(Steve) Having come up with the name, we then had to (in true prog style) come up with a concept and meaning! So, if you go to the band website all is revealed. The name fits the music and has a bright shiny quality about it, which is nice.

2. Do you find it important to be classified as a progband and /or do you see yourself as a progband? Or you couldn’t care less about classification genre wise… as long as people recognise/like your music?!

(Robert) Knowing how the music business works and that things like to be pigeonholed, I see prog as a good place to be. Although, I must point out we did not intend to overtly make the album proggy (more later on this). However, given our collective influences, it is hardly surprising it turned out that way! I would like to think that the album has appeal in the wider world.

(Steve) It’s not important to me, but I don’t object and indeed it’s a compliment in my view to be associated with a genre that has been innovative and influential. To rub shoulders with the idols of my youth is a good place to be, and moreover prog is hip again!

3. Do you find cover art important? Please elaborate.

(Robert) We wanted a quality product so we felt it right to get a quality artist – Ed Unitsky no doubt. Ed speaks very little English as you may be aware, so I was dealing with Nancy, his manager in Illinois most of the time, relaying concepts of what I wanted it to look like. Somehow, Ed got the message without the need of words and what he has come up with I think sits alongside any of the best Prog Art.

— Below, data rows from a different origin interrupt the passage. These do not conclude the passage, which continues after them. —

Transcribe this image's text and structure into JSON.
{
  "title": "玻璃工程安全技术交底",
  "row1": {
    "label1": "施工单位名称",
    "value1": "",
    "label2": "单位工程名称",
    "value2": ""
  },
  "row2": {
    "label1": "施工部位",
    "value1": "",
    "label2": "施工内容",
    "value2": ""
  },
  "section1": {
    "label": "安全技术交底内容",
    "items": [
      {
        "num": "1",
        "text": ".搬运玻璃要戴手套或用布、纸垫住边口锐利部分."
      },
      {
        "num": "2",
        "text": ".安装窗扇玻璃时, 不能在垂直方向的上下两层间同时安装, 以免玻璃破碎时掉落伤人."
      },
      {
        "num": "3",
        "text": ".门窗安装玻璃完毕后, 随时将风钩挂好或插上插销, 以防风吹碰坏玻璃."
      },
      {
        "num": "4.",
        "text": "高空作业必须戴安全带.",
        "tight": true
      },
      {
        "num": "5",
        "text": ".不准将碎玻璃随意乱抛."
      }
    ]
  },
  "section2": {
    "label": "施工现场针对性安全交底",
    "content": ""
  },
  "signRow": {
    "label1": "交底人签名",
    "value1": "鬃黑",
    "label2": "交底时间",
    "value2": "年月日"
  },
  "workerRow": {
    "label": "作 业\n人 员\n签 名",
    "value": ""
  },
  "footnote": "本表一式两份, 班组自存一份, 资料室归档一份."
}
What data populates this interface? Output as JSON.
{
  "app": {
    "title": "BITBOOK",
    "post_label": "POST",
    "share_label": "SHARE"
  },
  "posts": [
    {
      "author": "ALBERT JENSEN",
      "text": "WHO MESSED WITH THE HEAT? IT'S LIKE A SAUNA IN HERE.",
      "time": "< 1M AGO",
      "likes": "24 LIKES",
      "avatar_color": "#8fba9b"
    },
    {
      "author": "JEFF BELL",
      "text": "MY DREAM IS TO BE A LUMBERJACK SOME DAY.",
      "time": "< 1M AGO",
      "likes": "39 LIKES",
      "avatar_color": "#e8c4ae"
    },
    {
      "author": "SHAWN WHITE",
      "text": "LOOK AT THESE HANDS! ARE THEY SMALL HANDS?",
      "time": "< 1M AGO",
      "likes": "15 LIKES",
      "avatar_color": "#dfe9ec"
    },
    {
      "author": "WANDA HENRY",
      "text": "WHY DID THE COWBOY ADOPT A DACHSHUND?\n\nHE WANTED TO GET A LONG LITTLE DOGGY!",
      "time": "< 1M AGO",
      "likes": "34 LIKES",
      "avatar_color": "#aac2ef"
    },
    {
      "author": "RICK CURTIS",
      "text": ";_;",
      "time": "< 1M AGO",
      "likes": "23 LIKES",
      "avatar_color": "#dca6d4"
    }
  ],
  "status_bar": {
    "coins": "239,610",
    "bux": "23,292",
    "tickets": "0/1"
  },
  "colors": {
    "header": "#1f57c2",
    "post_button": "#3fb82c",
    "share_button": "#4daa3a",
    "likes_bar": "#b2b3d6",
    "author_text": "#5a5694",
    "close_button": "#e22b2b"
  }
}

(Steve) I echo Robert’s take on this, and the work of Roger Dean and Patrick Woodruffe amongst others set a benchmark that continues to this day. The visual should be as interesting as the sonics in my view."

Robert Illesh (guitars, vocals, keyboards, orchestral

arrangements, flute, programming)